» Exercise aim
Each record that follows should be reproduced in full, character for character.
======== Data records
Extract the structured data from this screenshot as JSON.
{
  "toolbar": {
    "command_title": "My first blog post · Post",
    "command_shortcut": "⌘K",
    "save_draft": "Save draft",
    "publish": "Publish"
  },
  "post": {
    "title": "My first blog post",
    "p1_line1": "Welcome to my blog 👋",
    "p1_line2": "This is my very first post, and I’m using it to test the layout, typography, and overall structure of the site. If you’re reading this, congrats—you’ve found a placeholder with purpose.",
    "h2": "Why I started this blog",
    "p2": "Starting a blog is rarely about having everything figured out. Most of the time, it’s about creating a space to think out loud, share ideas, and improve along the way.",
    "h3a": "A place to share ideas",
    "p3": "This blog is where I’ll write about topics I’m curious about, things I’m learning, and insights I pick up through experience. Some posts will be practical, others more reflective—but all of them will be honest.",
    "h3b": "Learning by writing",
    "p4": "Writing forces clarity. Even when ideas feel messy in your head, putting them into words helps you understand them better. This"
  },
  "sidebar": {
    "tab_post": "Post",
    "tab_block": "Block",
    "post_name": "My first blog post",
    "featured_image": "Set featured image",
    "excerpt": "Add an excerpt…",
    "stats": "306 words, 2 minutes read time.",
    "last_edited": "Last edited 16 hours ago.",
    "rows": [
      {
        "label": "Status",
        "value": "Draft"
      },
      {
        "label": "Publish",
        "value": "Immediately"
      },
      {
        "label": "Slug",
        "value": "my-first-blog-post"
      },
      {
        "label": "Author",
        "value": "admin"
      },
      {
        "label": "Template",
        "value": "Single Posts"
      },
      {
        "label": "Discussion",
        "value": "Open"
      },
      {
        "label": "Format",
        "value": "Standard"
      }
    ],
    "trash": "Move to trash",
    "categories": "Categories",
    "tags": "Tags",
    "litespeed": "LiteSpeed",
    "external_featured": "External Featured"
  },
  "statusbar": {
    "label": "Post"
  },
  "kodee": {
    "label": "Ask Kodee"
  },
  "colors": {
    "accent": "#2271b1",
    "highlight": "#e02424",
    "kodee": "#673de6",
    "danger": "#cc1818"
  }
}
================
» Written solution
Extract the structured data from this screenshot as JSON.
{
  "toolbar": {
    "command_title": "My first blog post · Post",
    "command_shortcut": "⌘K",
    "save_draft": "Save draft",
    "publish": "Publish"
  },
  "post": {
    "title": "My first blog post",
    "p1_line1": "Welcome to my blog 👋",
    "p1_line2": "This is my very first post, and I’m using it to test the layout, typography, and overall structure of the site. If you’re reading this, congrats—you’ve found a placeholder with purpose.",
    "h2": "Why I started this blog",
    "p2": "Starting a blog is rarely about having everything figured out. Most of the time, it’s about creating a space to think out loud, share ideas, and improve along the way.",
    "h3a": "A place to share ideas",
    "p3": "This blog is where I’ll write about topics I’m curious about, things I’m learning, and insights I pick up through experience. Some posts will be practical, others more reflective—but all of them will be honest.",
    "h3b": "Learning by writing",
    "p4": "Writing forces clarity. Even when ideas feel messy in your head, putting them into words helps you understand them better. This"
  },
  "sidebar": {
    "tab_post": "Post",
    "tab_block": "Block",
    "post_name": "My first blog post",
    "featured_image": "Set featured image",
    "excerpt": "Add an excerpt…",
    "stats": "306 words, 2 minutes read time.",
    "last_edited": "Last edited 16 hours ago.",
    "rows": [
      {
        "label": "Status",
        "value": "Draft"
      },
      {
        "label": "Publish",
        "value": "Immediately"
      },
      {
        "label": "Slug",
        "value": "my-first-blog-post"
      },
      {
        "label": "Author",
        "value": "admin"
      },
      {
        "label": "Template",
        "value": "Single Posts"
      },
      {
        "label": "Discussion",
        "value": "Open"
      },
      {
        "label": "Format",
        "value": "Standard"
      }
    ],
    "trash": "Move to trash",
    "categories": "Categories",
    "tags": "Tags",
    "litespeed": "LiteSpeed",
    "external_featured": "External Featured"
  },
  "statusbar": {
    "label": "Post"
  },
  "kodee": {
    "label": "Ask Kodee"
  },
  "colors": {
    "accent": "#2271b1",
    "highlight": "#e02424",
    "kodee": "#673de6",
    "danger": "#cc1818"
  }
}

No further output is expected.